Lines that include the string "Code" are the ones to copy from the entries below.

- **Extracted records**
##########
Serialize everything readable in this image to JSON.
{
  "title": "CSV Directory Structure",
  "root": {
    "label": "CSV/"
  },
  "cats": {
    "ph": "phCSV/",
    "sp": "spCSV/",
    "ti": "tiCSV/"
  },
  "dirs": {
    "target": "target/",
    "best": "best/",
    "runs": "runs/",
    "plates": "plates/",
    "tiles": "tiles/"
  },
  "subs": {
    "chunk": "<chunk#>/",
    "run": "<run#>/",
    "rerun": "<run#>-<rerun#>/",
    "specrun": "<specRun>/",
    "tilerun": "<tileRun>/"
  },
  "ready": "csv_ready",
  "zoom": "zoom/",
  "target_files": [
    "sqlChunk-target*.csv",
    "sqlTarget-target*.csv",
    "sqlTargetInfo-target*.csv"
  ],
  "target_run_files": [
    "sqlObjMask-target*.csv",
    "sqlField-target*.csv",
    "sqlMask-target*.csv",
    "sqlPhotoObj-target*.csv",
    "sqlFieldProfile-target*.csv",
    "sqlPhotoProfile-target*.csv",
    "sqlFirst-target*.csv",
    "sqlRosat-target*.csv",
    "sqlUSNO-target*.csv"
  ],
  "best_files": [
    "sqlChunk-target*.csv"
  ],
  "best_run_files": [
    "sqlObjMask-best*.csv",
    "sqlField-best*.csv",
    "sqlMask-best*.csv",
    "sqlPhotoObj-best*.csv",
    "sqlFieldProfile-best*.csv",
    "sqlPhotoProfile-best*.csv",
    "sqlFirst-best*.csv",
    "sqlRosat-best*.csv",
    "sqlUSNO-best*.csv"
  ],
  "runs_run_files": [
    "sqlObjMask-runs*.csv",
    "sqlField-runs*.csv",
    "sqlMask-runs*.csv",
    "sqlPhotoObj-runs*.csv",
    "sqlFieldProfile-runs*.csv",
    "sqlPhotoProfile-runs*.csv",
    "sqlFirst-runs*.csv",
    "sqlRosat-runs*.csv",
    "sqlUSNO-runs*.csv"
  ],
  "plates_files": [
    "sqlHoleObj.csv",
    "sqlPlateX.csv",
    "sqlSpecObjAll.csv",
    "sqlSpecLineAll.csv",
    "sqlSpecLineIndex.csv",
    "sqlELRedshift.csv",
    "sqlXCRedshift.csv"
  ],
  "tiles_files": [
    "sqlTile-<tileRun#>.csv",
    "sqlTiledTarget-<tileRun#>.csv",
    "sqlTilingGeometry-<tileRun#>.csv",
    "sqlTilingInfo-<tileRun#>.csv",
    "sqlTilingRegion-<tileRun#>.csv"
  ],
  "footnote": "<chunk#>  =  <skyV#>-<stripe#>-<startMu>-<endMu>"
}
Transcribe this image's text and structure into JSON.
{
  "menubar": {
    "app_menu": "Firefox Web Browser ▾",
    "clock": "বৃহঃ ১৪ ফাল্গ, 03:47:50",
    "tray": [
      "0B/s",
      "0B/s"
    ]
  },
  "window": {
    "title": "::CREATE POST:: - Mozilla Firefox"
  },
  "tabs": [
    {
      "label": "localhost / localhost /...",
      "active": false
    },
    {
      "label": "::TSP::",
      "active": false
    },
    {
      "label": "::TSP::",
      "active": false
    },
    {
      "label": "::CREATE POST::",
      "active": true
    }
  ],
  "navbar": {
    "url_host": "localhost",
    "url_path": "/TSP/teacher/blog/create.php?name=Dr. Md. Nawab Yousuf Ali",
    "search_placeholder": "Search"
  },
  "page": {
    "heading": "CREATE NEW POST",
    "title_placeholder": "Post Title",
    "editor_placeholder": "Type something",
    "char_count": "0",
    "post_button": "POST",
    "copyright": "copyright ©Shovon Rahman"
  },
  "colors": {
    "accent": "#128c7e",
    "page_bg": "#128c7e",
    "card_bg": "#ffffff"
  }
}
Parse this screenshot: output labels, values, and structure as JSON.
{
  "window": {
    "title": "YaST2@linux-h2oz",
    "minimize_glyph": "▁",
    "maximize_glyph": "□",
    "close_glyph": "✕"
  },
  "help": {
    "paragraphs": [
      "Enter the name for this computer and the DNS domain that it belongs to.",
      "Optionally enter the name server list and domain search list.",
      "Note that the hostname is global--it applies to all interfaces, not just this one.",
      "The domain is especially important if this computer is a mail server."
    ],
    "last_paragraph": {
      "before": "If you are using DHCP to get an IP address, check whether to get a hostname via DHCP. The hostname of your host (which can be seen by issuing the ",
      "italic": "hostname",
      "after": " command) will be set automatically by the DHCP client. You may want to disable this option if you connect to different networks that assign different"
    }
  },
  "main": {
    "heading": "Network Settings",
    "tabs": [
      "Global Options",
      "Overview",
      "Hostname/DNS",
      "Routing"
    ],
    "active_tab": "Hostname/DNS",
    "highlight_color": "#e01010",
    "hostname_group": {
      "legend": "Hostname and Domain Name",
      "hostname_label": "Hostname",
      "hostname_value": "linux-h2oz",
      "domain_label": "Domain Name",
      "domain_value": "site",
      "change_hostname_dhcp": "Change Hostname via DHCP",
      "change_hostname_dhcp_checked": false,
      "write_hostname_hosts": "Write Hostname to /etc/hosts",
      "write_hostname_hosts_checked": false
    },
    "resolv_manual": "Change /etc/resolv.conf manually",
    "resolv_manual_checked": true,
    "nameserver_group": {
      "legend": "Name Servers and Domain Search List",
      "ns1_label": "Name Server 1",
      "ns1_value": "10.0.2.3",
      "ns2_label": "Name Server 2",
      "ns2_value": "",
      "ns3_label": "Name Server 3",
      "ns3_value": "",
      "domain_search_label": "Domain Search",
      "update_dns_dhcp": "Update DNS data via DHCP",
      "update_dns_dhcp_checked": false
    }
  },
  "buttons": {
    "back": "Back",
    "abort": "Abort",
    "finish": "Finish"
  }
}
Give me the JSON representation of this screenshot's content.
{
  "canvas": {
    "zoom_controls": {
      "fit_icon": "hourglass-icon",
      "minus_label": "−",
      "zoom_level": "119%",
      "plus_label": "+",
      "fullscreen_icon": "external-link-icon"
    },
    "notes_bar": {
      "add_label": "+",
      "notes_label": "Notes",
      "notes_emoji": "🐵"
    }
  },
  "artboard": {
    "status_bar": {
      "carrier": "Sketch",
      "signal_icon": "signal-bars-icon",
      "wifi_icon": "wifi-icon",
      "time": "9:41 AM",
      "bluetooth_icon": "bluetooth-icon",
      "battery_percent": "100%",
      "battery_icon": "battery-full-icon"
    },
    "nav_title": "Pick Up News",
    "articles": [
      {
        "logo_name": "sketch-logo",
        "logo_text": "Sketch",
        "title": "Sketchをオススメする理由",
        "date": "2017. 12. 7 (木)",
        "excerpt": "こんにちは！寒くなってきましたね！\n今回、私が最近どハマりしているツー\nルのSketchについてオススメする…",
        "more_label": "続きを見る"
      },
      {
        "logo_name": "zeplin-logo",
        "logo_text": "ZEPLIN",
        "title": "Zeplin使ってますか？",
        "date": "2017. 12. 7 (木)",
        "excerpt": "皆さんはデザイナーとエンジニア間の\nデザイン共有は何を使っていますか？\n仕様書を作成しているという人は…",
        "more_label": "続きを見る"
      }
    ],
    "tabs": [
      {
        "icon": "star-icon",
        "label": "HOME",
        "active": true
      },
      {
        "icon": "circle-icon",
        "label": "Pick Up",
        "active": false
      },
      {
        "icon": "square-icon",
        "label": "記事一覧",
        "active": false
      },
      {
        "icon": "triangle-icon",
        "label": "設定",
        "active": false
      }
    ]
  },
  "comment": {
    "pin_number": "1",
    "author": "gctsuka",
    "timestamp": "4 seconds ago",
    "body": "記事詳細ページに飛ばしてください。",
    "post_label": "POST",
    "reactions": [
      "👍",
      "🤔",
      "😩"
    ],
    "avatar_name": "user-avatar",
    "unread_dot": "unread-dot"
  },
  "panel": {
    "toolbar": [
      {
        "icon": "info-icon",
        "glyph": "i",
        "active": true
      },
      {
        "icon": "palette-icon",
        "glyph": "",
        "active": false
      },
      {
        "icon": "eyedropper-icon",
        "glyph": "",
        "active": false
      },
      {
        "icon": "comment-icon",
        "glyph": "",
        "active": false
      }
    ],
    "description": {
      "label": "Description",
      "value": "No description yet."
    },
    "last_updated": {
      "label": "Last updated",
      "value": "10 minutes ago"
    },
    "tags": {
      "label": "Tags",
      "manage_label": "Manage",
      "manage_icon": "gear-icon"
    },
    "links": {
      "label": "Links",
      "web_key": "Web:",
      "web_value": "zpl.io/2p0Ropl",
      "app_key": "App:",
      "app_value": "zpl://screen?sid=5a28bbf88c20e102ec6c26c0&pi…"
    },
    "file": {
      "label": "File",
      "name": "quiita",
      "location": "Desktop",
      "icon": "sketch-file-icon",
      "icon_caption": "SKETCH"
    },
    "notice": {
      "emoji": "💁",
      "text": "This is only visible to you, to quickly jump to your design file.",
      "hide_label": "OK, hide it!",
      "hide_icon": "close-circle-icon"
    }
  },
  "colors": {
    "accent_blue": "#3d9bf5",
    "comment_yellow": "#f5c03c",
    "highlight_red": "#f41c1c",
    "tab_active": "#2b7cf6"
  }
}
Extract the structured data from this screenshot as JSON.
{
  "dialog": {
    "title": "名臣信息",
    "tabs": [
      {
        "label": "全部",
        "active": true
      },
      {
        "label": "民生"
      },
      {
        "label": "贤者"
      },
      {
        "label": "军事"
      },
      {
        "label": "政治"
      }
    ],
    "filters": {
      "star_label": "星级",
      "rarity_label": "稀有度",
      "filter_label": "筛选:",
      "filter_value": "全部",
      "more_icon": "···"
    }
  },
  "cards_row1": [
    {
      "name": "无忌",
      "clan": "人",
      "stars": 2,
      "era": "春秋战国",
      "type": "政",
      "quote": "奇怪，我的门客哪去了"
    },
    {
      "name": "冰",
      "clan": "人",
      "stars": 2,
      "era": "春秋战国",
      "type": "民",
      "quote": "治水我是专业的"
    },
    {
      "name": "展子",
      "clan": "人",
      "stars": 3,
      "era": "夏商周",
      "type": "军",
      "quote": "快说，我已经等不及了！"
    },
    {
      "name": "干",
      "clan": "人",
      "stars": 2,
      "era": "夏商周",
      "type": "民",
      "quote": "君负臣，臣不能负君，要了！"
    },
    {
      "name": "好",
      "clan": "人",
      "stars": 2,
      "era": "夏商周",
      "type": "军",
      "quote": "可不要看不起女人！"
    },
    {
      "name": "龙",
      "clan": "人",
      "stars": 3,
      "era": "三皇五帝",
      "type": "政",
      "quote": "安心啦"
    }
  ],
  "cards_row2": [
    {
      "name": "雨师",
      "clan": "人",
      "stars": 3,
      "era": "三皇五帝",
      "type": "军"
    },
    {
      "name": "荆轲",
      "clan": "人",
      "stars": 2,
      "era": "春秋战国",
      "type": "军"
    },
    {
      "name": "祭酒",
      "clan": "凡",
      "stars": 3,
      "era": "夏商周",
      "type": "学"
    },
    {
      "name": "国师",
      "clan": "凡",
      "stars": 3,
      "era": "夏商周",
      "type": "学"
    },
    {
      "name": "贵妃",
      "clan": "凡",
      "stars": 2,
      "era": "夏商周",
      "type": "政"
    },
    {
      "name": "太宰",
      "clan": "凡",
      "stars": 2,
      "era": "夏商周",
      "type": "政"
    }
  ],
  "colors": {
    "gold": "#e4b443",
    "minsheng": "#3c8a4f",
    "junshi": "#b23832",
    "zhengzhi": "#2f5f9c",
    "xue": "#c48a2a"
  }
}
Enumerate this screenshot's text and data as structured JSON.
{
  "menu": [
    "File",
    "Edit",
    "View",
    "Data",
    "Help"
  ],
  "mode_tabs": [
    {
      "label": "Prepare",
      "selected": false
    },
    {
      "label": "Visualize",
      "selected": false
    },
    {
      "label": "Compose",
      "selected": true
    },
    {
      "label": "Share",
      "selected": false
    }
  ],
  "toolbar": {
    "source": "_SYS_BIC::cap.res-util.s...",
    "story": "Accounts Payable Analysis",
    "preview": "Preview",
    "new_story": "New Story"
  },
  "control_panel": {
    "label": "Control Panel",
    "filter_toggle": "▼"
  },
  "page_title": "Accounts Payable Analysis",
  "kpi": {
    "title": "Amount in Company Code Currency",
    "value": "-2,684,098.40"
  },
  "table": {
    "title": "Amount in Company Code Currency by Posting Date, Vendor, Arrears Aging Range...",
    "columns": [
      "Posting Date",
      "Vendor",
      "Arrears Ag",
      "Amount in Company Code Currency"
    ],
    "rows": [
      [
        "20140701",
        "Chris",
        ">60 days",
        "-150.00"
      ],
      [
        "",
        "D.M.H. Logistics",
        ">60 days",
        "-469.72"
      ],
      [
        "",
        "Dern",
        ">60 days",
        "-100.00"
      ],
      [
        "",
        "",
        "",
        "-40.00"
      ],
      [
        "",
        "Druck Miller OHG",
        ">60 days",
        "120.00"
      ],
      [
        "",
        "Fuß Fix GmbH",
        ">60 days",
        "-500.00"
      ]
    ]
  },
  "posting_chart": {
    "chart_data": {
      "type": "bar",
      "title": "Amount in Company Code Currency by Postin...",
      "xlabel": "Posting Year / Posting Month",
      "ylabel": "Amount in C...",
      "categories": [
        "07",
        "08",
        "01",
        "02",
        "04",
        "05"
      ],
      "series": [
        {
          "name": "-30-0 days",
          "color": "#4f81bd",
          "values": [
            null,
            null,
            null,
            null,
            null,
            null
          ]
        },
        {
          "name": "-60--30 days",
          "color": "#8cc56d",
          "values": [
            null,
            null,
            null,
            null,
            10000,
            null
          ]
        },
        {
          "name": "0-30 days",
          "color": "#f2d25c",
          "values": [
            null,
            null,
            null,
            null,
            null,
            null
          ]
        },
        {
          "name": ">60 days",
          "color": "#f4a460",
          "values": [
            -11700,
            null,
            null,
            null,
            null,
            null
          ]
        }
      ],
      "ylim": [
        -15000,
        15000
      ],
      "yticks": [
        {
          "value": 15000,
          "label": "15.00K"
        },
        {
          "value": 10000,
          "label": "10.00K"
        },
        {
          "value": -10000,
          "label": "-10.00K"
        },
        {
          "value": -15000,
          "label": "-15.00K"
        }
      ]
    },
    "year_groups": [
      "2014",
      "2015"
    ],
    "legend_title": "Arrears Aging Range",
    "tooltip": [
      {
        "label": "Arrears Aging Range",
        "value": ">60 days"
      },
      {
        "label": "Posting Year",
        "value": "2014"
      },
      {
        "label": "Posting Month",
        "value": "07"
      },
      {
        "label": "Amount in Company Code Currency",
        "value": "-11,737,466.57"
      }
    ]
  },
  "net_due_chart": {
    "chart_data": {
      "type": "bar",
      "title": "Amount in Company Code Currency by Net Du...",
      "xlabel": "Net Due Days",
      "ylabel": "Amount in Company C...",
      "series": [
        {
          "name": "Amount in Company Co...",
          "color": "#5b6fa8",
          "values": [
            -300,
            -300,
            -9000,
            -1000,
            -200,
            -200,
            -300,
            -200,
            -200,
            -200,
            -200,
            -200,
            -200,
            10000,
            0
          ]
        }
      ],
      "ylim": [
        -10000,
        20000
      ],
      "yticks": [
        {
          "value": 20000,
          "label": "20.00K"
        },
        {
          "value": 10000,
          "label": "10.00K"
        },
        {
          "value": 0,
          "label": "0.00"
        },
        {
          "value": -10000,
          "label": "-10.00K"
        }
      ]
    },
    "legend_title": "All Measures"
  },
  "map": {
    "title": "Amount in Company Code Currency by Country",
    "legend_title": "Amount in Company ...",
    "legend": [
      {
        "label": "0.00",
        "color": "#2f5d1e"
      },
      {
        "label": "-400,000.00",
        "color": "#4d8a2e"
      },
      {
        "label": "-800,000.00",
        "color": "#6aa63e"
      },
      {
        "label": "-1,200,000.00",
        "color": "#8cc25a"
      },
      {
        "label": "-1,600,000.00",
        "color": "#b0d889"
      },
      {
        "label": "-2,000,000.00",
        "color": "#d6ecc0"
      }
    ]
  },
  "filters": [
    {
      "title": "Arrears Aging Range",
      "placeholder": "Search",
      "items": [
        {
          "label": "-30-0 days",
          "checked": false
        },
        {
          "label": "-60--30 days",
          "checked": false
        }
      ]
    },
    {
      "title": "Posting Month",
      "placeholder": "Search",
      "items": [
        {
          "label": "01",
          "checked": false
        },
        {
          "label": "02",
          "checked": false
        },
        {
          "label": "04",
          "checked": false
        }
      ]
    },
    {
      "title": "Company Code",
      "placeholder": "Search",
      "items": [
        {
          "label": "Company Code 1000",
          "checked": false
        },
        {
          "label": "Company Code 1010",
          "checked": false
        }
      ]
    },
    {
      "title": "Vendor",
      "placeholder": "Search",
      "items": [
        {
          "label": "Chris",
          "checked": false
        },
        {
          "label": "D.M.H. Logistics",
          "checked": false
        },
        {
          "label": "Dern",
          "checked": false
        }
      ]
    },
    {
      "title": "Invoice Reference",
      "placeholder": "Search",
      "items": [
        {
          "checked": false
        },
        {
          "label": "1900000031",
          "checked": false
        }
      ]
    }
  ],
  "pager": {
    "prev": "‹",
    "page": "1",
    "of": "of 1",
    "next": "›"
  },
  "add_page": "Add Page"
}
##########
- **Written response**
    "title": "Amount in Company Code Currency",
    "title": "Amount in Company Code Currency by Posting Date, Vendor, Arrears Aging Range...",
      "Amount in Company Code Currency"
      "title": "Amount in Company Code Currency by Postin...",
        "label": "Amount in Company Code Currency",
      "title": "Amount in Company Code Currency by Net Du...",
    "title": "Amount in Company Code Currency by Country",
      "title": "Company Code",
          "label": "Company Code 1000",
          "label": "Company Code 1010",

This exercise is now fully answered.